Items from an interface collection
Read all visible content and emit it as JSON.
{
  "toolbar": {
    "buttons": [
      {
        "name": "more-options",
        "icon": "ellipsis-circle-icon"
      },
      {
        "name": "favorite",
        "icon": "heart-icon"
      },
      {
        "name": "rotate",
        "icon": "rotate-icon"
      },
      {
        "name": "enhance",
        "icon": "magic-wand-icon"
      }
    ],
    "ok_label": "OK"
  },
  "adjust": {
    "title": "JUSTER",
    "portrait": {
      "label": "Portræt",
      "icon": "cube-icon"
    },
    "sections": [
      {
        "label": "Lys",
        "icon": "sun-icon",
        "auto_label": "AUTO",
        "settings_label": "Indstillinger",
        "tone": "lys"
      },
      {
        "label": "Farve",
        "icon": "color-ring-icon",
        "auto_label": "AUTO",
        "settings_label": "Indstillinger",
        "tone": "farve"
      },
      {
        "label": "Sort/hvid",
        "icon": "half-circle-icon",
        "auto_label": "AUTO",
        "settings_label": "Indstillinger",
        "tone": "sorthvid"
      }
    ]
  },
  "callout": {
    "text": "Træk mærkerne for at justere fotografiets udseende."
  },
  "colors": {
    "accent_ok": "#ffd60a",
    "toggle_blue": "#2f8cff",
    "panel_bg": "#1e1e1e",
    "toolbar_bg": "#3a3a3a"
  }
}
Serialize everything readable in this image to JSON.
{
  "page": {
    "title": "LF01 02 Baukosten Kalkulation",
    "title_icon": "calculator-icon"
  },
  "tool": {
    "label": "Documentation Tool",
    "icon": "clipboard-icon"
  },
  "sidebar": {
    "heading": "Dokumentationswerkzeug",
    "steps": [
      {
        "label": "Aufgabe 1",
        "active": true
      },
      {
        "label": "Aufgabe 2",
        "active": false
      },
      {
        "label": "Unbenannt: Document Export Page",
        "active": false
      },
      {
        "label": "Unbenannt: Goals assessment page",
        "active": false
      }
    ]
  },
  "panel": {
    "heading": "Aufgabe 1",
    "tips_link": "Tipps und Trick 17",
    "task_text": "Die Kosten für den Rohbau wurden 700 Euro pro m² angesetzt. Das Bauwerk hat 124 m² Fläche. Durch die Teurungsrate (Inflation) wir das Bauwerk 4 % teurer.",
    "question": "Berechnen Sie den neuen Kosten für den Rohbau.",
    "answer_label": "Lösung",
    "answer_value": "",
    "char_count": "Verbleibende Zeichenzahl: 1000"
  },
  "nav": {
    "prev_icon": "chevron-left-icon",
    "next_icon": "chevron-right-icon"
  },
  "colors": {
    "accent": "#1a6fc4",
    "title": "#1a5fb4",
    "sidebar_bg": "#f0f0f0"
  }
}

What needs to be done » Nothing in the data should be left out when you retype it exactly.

Output »
Read all visible content and emit it as JSON.
{
  "toolbar": {
    "buttons": [
      {
        "name": "more-options",
        "icon": "ellipsis-circle-icon"
      },
      {
        "name": "favorite",
        "icon": "heart-icon"
      },
      {
        "name": "rotate",
        "icon": "rotate-icon"
      },
      {
        "name": "enhance",
        "icon": "magic-wand-icon"
      }
    ],
    "ok_label": "OK"
  },
  "adjust": {
    "title": "JUSTER",
    "portrait": {
      "label": "Portræt",
      "icon": "cube-icon"
    },
    "sections": [
      {
        "label": "Lys",
        "icon": "sun-icon",
        "auto_label": "AUTO",
        "settings_label": "Indstillinger",
        "tone": "lys"
      },
      {
        "label": "Farve",
        "icon": "color-ring-icon",
        "auto_label": "AUTO",
        "settings_label": "Indstillinger",
        "tone": "farve"
      },
      {
        "label": "Sort/hvid",
        "icon": "half-circle-icon",
        "auto_label": "AUTO",
        "settings_label": "Indstillinger",
        "tone": "sorthvid"
      }
    ]
  },
  "callout": {
    "text": "Træk mærkerne for at justere fotografiets udseende."
  },
  "colors": {
    "accent_ok": "#ffd60a",
    "toggle_blue": "#2f8cff",
    "panel_bg": "#1e1e1e",
    "toolbar_bg": "#3a3a3a"
  }
}
Serialize everything readable in this image to JSON.
{
  "page": {
    "title": "LF01 02 Baukosten Kalkulation",
    "title_icon": "calculator-icon"
  },
  "tool": {
    "label": "Documentation Tool",
    "icon": "clipboard-icon"
  },
  "sidebar": {
    "heading": "Dokumentationswerkzeug",
    "steps": [
      {
        "label": "Aufgabe 1",
        "active": true
      },
      {
        "label": "Aufgabe 2",
        "active": false
      },
      {
        "label": "Unbenannt: Document Export Page",
        "active": false
      },
      {
        "label": "Unbenannt: Goals assessment page",
        "active": false
      }
    ]
  },
  "panel": {
    "heading": "Aufgabe 1",
    "tips_link": "Tipps und Trick 17",
    "task_text": "Die Kosten für den Rohbau wurden 700 Euro pro m² angesetzt. Das Bauwerk hat 124 m² Fläche. Durch die Teurungsrate (Inflation) wir das Bauwerk 4 % teurer.",
    "question": "Berechnen Sie den neuen Kosten für den Rohbau.",
    "answer_label": "Lösung",
    "answer_value": "",
    "char_count": "Verbleibende Zeichenzahl: 1000"
  },
  "nav": {
    "prev_icon": "chevron-left-icon",
    "next_icon": "chevron-right-icon"
  },
  "colors": {
    "accent": "#1a6fc4",
    "title": "#1a5fb4",
    "sidebar_bg": "#f0f0f0"
  }
}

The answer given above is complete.